#### TASK DETAILS
With the line containing "Output a JSON" as the starting point, output every line of the data below through its final line, character for character.

#### TASK INPUTS
_ _ _

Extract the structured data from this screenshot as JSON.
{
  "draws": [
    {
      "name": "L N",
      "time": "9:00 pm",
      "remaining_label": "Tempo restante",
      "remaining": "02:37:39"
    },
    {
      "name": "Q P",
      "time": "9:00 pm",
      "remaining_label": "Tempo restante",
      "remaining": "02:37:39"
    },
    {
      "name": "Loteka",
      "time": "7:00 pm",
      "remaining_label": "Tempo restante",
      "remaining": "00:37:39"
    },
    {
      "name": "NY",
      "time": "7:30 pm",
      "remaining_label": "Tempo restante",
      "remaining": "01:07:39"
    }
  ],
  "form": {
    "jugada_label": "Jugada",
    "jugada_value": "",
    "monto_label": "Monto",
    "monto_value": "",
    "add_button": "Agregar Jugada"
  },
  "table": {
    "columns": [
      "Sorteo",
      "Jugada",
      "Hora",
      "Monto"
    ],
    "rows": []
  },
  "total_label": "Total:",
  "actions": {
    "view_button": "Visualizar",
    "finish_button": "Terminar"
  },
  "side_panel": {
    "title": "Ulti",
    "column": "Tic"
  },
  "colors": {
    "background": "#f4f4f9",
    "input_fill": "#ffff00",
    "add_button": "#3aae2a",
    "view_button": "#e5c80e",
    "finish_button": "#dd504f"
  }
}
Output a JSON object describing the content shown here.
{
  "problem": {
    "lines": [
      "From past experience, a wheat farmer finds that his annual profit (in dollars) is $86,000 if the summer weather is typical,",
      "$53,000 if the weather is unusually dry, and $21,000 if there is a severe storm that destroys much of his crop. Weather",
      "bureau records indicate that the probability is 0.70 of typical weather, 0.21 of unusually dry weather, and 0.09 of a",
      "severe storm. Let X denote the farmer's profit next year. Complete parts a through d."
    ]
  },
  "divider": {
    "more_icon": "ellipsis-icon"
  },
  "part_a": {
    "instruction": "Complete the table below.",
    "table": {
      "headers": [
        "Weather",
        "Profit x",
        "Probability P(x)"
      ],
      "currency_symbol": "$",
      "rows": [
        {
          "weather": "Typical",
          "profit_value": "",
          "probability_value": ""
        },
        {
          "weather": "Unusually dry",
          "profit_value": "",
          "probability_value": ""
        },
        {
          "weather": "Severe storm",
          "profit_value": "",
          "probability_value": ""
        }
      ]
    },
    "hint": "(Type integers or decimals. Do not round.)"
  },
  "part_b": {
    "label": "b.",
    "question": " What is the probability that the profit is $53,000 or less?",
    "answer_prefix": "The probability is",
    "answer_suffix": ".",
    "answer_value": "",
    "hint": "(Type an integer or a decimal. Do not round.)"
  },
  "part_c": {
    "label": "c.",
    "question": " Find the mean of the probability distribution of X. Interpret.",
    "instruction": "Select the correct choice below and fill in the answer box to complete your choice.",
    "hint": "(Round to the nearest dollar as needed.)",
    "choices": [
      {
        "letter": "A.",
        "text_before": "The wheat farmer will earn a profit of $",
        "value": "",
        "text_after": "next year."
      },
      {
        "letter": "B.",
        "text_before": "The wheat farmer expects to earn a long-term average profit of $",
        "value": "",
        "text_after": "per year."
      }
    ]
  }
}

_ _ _

#### SOLUTION
Output a JSON object describing the content shown here.
{
  "problem": {
    "lines": [
      "From past experience, a wheat farmer finds that his annual profit (in dollars) is $86,000 if the summer weather is typical,",
      "$53,000 if the weather is unusually dry, and $21,000 if there is a severe storm that destroys much of his crop. Weather",
      "bureau records indicate that the probability is 0.70 of typical weather, 0.21 of unusually dry weather, and 0.09 of a",
      "severe storm. Let X denote the farmer's profit next year. Complete parts a through d."
    ]
  },
  "divider": {
    "more_icon": "ellipsis-icon"
  },
  "part_a": {
    "instruction": "Complete the table below.",
    "table": {
      "headers": [
        "Weather",
        "Profit x",
        "Probability P(x)"
      ],
      "currency_symbol": "$",
      "rows": [
        {
          "weather": "Typical",
          "profit_value": "",
          "probability_value": ""
        },
        {
          "weather": "Unusually dry",
          "profit_value": "",
          "probability_value": ""
        },
        {
          "weather": "Severe storm",
          "profit_value": "",
          "probability_value": ""
        }
      ]
    },
    "hint": "(Type integers or decimals. Do not round.)"
  },
  "part_b": {
    "label": "b.",
    "question": " What is the probability that the profit is $53,000 or less?",
    "answer_prefix": "The probability is",
    "answer_suffix": ".",
    "answer_value": "",
    "hint": "(Type an integer or a decimal. Do not round.)"
  },
  "part_c": {
    "label": "c.",
    "question": " Find the mean of the probability distribution of X. Interpret.",
    "instruction": "Select the correct choice below and fill in the answer box to complete your choice.",
    "hint": "(Round to the nearest dollar as needed.)",
    "choices": [
      {
        "letter": "A.",
        "text_before": "The wheat farmer will earn a profit of $",
        "value": "",
        "text_after": "next year."
      },
      {
        "letter": "B.",
        "text_before": "The wheat farmer expects to earn a long-term average profit of $",
        "value": "",
        "text_after": "per year."
      }
    ]
  }
}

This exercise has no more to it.